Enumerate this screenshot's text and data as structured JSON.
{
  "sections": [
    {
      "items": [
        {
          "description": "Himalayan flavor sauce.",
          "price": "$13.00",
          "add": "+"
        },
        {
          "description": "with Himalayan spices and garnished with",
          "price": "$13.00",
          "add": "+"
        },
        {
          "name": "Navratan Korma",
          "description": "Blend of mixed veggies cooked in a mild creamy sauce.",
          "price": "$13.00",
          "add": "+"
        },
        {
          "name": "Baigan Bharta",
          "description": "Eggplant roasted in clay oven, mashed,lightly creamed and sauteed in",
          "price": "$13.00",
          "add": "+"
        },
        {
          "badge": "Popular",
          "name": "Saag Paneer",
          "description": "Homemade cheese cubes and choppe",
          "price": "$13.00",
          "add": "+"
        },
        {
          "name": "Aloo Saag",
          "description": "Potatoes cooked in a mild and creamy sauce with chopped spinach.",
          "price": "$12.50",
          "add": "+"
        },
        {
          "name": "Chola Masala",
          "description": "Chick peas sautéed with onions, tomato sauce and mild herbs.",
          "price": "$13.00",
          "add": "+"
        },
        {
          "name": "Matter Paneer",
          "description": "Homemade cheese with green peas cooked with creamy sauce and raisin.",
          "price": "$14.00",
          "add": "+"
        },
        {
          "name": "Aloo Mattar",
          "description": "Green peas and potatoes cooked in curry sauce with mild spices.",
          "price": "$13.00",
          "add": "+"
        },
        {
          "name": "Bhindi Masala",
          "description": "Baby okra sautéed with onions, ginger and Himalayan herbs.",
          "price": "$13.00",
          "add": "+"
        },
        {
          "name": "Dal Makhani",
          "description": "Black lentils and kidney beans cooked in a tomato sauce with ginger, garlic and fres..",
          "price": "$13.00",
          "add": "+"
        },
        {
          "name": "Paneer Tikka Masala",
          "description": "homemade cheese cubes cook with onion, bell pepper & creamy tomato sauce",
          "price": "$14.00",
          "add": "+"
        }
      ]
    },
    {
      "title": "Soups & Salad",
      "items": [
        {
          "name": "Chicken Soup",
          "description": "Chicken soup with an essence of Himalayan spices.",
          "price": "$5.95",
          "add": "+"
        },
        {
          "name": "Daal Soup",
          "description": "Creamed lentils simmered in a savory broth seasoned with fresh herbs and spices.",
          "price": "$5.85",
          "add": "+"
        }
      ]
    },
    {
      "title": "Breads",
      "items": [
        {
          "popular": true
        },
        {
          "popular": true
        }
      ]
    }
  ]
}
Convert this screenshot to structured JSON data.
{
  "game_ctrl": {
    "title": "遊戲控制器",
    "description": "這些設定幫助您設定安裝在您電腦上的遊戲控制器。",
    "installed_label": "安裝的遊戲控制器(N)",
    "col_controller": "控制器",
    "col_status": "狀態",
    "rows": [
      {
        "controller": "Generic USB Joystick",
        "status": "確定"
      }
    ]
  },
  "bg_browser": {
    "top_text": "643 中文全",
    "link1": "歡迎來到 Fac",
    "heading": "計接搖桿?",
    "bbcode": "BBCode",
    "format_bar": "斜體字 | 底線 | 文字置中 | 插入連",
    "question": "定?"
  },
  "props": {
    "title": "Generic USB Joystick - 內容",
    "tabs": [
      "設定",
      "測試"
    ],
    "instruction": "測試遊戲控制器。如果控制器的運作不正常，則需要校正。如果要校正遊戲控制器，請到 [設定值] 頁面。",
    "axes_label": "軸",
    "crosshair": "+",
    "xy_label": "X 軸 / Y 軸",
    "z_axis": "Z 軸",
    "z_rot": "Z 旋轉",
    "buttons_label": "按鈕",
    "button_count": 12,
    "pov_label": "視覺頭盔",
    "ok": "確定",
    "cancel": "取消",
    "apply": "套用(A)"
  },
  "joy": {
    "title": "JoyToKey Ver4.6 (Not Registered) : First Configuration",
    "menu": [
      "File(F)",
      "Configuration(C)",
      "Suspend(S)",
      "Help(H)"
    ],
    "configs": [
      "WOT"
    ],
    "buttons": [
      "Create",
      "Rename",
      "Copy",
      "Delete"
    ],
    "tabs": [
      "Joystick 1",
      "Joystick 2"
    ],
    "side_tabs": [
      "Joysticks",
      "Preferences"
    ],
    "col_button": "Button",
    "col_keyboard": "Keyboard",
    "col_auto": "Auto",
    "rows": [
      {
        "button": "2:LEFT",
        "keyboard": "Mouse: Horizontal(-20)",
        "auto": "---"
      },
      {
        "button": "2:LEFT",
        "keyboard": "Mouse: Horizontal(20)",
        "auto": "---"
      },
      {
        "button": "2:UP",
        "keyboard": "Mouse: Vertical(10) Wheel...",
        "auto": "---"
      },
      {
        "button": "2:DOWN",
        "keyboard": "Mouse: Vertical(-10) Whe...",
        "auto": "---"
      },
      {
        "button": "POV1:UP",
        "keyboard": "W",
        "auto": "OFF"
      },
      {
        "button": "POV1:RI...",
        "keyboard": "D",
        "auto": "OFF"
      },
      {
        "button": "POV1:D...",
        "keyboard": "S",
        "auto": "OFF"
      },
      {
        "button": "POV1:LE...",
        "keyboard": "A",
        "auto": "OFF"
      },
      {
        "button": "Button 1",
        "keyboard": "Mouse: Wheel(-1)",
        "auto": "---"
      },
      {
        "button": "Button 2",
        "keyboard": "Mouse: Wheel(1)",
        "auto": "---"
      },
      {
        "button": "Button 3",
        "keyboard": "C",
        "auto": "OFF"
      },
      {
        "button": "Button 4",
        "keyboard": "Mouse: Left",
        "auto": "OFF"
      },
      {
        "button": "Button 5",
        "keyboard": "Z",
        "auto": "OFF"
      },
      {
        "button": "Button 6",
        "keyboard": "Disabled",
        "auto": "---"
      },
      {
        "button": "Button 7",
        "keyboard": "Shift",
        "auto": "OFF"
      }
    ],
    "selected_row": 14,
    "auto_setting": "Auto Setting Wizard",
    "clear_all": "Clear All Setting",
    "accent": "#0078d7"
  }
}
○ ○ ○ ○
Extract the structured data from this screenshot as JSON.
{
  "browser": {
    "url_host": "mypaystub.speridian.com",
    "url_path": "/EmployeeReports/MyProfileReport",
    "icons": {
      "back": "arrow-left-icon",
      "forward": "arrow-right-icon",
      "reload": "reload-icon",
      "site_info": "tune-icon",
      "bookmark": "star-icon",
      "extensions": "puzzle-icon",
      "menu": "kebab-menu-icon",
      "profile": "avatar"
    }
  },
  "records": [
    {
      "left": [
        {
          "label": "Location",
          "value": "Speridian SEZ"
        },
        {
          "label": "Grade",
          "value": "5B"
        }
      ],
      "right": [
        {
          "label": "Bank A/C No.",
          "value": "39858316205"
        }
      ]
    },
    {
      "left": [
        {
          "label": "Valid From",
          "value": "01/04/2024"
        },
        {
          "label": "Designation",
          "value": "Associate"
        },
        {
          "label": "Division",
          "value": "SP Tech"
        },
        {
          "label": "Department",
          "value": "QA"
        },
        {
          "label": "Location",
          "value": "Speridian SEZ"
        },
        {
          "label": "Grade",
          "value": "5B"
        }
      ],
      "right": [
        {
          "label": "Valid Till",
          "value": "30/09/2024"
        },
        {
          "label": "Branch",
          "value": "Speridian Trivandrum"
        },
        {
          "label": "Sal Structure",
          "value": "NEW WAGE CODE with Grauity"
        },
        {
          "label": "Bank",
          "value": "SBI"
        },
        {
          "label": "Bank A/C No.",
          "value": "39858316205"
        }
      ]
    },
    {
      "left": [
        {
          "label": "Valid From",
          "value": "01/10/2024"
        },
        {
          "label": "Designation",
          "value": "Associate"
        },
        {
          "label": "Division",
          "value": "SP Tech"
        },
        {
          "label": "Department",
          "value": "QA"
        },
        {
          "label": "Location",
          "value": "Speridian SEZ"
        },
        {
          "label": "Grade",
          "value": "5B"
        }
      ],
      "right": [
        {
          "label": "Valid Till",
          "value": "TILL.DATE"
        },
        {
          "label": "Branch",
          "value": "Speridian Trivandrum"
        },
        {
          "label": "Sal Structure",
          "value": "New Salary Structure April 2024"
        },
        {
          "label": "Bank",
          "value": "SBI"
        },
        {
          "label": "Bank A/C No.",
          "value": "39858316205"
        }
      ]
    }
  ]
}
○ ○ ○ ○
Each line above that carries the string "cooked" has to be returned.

SOLVED PROBLEM =
          "description": "Blend of mixed veggies cooked in a mild creamy sauce.",
          "description": "Potatoes cooked in a mild and creamy sauce with chopped spinach.",
          "description": "Homemade cheese with green peas cooked with creamy sauce and raisin.",
          "description": "Green peas and potatoes cooked in curry sauce with mild spices.",
          "description": "Black lentils and kidney beans cooked in a tomato sauce with ginger, garlic and fres..",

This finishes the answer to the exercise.